> _Exercise instructions_
From top to bottom, each entry below must be reproduced exactly.

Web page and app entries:
__________
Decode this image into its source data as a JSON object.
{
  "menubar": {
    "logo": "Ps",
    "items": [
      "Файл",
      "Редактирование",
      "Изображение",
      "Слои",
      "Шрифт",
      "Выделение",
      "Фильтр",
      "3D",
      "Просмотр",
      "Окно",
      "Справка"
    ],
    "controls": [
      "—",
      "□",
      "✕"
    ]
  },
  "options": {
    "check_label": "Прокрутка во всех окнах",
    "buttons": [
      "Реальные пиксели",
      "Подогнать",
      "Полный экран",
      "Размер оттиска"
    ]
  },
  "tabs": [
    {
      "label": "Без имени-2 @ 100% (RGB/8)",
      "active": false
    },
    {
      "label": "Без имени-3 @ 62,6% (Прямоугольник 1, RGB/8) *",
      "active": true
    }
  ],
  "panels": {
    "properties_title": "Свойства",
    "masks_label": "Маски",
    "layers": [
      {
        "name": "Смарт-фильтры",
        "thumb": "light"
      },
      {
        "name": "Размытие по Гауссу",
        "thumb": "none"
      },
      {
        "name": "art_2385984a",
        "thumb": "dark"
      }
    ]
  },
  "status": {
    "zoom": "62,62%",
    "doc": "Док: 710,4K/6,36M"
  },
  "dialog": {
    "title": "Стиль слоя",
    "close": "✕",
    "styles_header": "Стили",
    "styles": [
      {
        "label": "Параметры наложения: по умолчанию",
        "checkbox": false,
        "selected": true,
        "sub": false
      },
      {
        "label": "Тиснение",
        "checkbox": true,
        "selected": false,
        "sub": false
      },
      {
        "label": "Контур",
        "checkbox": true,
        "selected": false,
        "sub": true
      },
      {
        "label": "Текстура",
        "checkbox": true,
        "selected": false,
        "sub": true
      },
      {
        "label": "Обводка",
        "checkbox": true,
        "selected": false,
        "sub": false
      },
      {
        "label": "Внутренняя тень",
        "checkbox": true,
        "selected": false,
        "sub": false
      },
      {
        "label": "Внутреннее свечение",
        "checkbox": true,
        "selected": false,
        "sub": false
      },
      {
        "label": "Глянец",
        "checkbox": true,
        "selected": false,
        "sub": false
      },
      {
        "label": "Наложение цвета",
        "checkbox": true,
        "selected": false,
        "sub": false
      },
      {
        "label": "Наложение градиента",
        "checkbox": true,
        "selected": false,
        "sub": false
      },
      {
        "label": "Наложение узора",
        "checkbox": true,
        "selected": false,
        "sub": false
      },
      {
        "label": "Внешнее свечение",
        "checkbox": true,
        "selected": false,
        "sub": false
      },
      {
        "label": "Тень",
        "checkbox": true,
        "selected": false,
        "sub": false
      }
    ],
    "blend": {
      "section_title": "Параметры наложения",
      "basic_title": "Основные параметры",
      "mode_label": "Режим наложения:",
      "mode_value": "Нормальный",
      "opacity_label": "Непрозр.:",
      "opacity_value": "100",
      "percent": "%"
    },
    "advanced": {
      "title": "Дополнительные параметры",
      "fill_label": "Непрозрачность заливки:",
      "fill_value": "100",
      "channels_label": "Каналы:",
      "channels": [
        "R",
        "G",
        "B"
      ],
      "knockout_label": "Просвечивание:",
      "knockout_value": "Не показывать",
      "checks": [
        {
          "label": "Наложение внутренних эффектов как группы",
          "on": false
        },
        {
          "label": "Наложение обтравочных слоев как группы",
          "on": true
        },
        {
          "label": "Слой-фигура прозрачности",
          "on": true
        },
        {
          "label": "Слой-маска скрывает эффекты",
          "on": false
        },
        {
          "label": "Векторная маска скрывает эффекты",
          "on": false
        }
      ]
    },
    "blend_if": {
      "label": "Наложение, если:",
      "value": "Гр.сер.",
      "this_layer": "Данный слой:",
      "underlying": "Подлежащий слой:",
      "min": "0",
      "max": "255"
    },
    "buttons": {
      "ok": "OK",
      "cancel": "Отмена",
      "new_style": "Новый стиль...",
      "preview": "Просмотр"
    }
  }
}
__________
> _The answer_
Decode this image into its source data as a JSON object.
{
  "menubar": {
    "logo": "Ps",
    "items": [
      "Файл",
      "Редактирование",
      "Изображение",
      "Слои",
      "Шрифт",
      "Выделение",
      "Фильтр",
      "3D",
      "Просмотр",
      "Окно",
      "Справка"
    ],
    "controls": [
      "—",
      "□",
      "✕"
    ]
  },
  "options": {
    "check_label": "Прокрутка во всех окнах",
    "buttons": [
      "Реальные пиксели",
      "Подогнать",
      "Полный экран",
      "Размер оттиска"
    ]
  },
  "tabs": [
    {
      "label": "Без имени-2 @ 100% (RGB/8)",
      "active": false
    },
    {
      "label": "Без имени-3 @ 62,6% (Прямоугольник 1, RGB/8) *",
      "active": true
    }
  ],
  "panels": {
    "properties_title": "Свойства",
    "masks_label": "Маски",
    "layers": [
      {
        "name": "Смарт-фильтры",
        "thumb": "light"
      },
      {
        "name": "Размытие по Гауссу",
        "thumb": "none"
      },
      {
        "name": "art_2385984a",
        "thumb": "dark"
      }
    ]
  },
  "status": {
    "zoom": "62,62%",
    "doc": "Док: 710,4K/6,36M"
  },
  "dialog": {
    "title": "Стиль слоя",
    "close": "✕",
    "styles_header": "Стили",
    "styles": [
      {
        "label": "Параметры наложения: по умолчанию",
        "checkbox": false,
        "selected": true,
        "sub": false
      },
      {
        "label": "Тиснение",
        "checkbox": true,
        "selected": false,
        "sub": false
      },
      {
        "label": "Контур",
        "checkbox": true,
        "selected": false,
        "sub": true
      },
      {
        "label": "Текстура",
        "checkbox": true,
        "selected": false,
        "sub": true
      },
      {
        "label": "Обводка",
        "checkbox": true,
        "selected": false,
        "sub": false
      },
      {
        "label": "Внутренняя тень",
        "checkbox": true,
        "selected": false,
        "sub": false
      },
      {
        "label": "Внутреннее свечение",
        "checkbox": true,
        "selected": false,
        "sub": false
      },
      {
        "label": "Глянец",
        "checkbox": true,
        "selected": false,
        "sub": false
      },
      {
        "label": "Наложение цвета",
        "checkbox": true,
        "selected": false,
        "sub": false
      },
      {
        "label": "Наложение градиента",
        "checkbox": true,
        "selected": false,
        "sub": false
      },
      {
        "label": "Наложение узора",
        "checkbox": true,
        "selected": false,
        "sub": false
      },
      {
        "label": "Внешнее свечение",
        "checkbox": true,
        "selected": false,
        "sub": false
      },
      {
        "label": "Тень",
        "checkbox": true,
        "selected": false,
        "sub": false
      }
    ],
    "blend": {
      "section_title": "Параметры наложения",
      "basic_title": "Основные параметры",
      "mode_label": "Режим наложения:",
      "mode_value": "Нормальный",
      "opacity_label": "Непрозр.:",
      "opacity_value": "100",
      "percent": "%"
    },
    "advanced": {
      "title": "Дополнительные параметры",
      "fill_label": "Непрозрачность заливки:",
      "fill_value": "100",
      "channels_label": "Каналы:",
      "channels": [
        "R",
        "G",
        "B"
      ],
      "knockout_label": "Просвечивание:",
      "knockout_value": "Не показывать",
      "checks": [
        {
          "label": "Наложение внутренних эффектов как группы",
          "on": false
        },
        {
          "label": "Наложение обтравочных слоев как группы",
          "on": true
        },
        {
          "label": "Слой-фигура прозрачности",
          "on": true
        },
        {
          "label": "Слой-маска скрывает эффекты",
          "on": false
        },
        {
          "label": "Векторная маска скрывает эффекты",
          "on": false
        }
      ]
    },
    "blend_if": {
      "label": "Наложение, если:",
      "value": "Гр.сер.",
      "this_layer": "Данный слой:",
      "underlying": "Подлежащий слой:",
      "min": "0",
      "max": "255"
    },
    "buttons": {
      "ok": "OK",
      "cancel": "Отмена",
      "new_style": "Новый стиль...",
      "preview": "Просмотр"
    }
  }
}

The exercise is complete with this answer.